**EXERCISE BRIEF:** Scan the entries for lines containing the string "total". Reply with how many there are, and nothing else.

**DATA RECORDS:**
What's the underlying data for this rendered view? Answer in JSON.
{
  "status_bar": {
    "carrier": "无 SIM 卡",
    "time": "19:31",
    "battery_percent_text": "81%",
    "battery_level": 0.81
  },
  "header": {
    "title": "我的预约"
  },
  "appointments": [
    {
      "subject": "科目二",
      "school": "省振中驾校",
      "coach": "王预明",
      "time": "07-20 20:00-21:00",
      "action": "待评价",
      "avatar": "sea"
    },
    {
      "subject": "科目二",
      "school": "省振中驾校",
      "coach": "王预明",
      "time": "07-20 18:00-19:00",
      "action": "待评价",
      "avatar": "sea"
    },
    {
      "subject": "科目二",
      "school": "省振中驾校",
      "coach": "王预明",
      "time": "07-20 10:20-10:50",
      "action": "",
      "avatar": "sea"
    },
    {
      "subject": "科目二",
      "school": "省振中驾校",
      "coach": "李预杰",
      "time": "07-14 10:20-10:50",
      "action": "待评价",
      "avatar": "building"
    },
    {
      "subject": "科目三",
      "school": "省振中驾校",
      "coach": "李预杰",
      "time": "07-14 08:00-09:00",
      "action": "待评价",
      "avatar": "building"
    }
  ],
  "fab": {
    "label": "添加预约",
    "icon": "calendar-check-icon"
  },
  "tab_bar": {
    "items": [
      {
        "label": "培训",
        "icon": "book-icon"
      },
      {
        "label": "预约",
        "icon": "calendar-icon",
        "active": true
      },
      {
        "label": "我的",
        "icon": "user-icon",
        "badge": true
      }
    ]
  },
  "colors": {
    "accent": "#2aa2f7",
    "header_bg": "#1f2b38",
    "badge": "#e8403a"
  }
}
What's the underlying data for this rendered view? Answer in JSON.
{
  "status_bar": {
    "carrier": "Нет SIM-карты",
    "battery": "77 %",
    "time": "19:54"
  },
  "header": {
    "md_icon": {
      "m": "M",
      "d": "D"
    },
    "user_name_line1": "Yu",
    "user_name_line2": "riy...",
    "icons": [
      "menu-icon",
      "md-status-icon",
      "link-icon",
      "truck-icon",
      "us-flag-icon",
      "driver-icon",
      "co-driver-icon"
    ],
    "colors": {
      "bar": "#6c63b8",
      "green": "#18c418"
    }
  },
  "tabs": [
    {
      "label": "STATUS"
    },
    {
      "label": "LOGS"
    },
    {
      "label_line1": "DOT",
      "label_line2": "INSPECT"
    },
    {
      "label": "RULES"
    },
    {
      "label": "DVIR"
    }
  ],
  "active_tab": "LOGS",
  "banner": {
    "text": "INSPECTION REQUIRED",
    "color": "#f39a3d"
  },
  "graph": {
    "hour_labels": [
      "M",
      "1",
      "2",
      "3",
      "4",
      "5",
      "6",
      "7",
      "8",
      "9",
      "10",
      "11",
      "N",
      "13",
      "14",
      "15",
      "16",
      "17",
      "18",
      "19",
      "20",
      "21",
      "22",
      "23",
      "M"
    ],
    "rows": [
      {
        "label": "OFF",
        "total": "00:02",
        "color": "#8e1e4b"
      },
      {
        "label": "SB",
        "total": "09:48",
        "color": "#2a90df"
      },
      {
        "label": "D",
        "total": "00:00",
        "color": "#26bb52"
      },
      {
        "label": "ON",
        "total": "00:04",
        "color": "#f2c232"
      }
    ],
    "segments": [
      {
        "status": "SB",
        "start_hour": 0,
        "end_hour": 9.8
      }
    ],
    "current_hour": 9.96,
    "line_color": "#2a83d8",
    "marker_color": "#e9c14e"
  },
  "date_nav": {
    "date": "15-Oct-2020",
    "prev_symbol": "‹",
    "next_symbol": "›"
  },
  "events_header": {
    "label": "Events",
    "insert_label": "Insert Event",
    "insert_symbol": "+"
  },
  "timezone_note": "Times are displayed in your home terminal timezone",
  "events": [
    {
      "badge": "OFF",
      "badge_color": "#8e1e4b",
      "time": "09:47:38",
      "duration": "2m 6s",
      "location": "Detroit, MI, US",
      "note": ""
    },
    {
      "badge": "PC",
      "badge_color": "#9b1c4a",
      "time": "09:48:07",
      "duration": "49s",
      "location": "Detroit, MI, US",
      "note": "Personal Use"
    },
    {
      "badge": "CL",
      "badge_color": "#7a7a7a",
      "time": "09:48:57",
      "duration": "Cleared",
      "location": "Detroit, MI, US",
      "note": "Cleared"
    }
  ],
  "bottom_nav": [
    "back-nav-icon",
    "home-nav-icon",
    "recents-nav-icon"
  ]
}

**EXERCISE RESULT:** 4